The weeks-long Finding Ceremony art exhibit at Austin Town Hall ends Saturday with a closing ceremony from 2 to 5 p.m.
Everyone is invited to Saturday’s culminating event, which will feature a performance by Sojourner Zenobia and give residents one last chance to experience the exhibit that opened last month.
Led by Curator-in-Residence Tiffany M. Johnson under the Chicago Park District’s Anchor Curatorial Residency program, the exhibit examines the tension between safety, care and (in)visibility of Black and Brown lives in public space.
The exhibit, created as part of the Anchor Curatorial Residency under Chicago’s Cultural Asset Mapping Project, features 11 artists from the West and South sides. Austin is the first in the residency series where art is displayed in public areas, making it accessible to the community, Johnson said.
“We started doing it at Austin Town Hall because Austin Town Hall has a beautiful history and practice of engaging with the community,” she said.
Johnson told NewCity she wanted to explore the tensions Black and Brown people feel when accessing public space, such as Chicago Park District cultural centers like Austin Town Hall at 5610 W. Lake St.
“My experience with the residency was literally just about the process. It’s not about having the answer, it’s not about getting it right. It’s more about, what is that process of being honest about those two tensions around like the grief, the anger, the frustration, the uncertainty, the invisibility, the hyper-visibility, but also the care and the culture that’s there. What is the practice that we’re trying to build as we rebuild our relationships with public and natural landscapes?”
A site of refuge and grounding, this inaugural iteration of the Anchor Curatorial Residency investigates present-day geographies of collective anchoring and invites local residents to explore ways of recharting and reclaiming Black and Brown relations to public spaces and each other.
Artists participating in the exhibit – held inside and outside Austin Town Hall – include Austin natives Tavia David, Antonia “Toni” Ruppert and Edna M. Togba; as well as Janelle Ayana Miller, Kenya Cree, Eseosa Edebiri, Cai Thomas, JaMaa, Alexy Irving; and collaborators Jade Williams and Cristable Reynosa-Martinez of The Black Bloom Project.
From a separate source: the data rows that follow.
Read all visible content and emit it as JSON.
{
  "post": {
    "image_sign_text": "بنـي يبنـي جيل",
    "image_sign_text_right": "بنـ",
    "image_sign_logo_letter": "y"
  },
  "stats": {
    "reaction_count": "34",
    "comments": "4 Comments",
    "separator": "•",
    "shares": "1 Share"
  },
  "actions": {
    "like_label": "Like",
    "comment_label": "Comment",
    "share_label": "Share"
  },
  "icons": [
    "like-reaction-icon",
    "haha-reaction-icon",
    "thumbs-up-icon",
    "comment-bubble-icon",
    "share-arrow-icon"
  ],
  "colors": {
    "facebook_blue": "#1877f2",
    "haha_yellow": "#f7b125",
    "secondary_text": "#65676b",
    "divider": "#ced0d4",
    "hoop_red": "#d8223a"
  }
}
Community stewards involved with the exhibit are Dushaun Branch, Jasmin Graham, Dianna C. Long and Emone Moore.
“There is this idea around where fine art can be placed, and I wanted to challenge that,” Johnson told the Austin Weekly News. “Who are the artists that want to challenge where art can be shown? How do we engage with it, and what are the materials that we can use that’ll last at least six weeks outside?”
At a panel discussion held this week, Johnson said she tried to “embody” the history of the 1960s West Side’s art and soul movement that brought art to public spaces. The exhibit places art inside Austin Town Hall as well as outside of the building.
One piece sits high in a tree created by Ederbiri. She said there’s trust in public art since it’s left out in the elements.
“When you do public art, you’ll never know what will happen. There’s a lot of trust in leaving something outside. It is for everyone,” she said.
A plastic chair made from sugar also sat outside, created by David. Exposed to the elements and the sun, it melted soon after it was placed there last month. “Returning to the earth” is a theme David uses in her work.
“It’s actually a homage to the candy houses that I grew up to, without having a real understanding that I didn’t have access to produce and grocery stores readily in my neighborhood without having to leave it,” David said.
More art is found inside the building and down the spiral staircase, including multiple paintings by artist Antonia Ruppert. Listening to residents of the community inspires the themes in her work.
“It allows their voices to shine through my hands,” Ruppert said.
She wants everyone to know they can be creative.
“I feel like God made all of us creative, and it’s not for the elite,” Ruppert said. “You know, being creative is not for a certain partition of society. This for all of us, anyone can be creative.”
As the resident curator, Johnson has been embedded in Austin the last year, working with West Side resident to plan the exhibit and programming that complements what exists in the community.
For example, Johnson found that music and live performance are central to the neighborhood, so a DJ performs on Thursday evenings to help draw folks to the weekly farmers market held that day outside Austin Town Hall, according to NewCity.
The exhibit hours this last week are 11 a.m. to 7 p.m. Friday and 11 a.m. to 5 p.m. Saturday.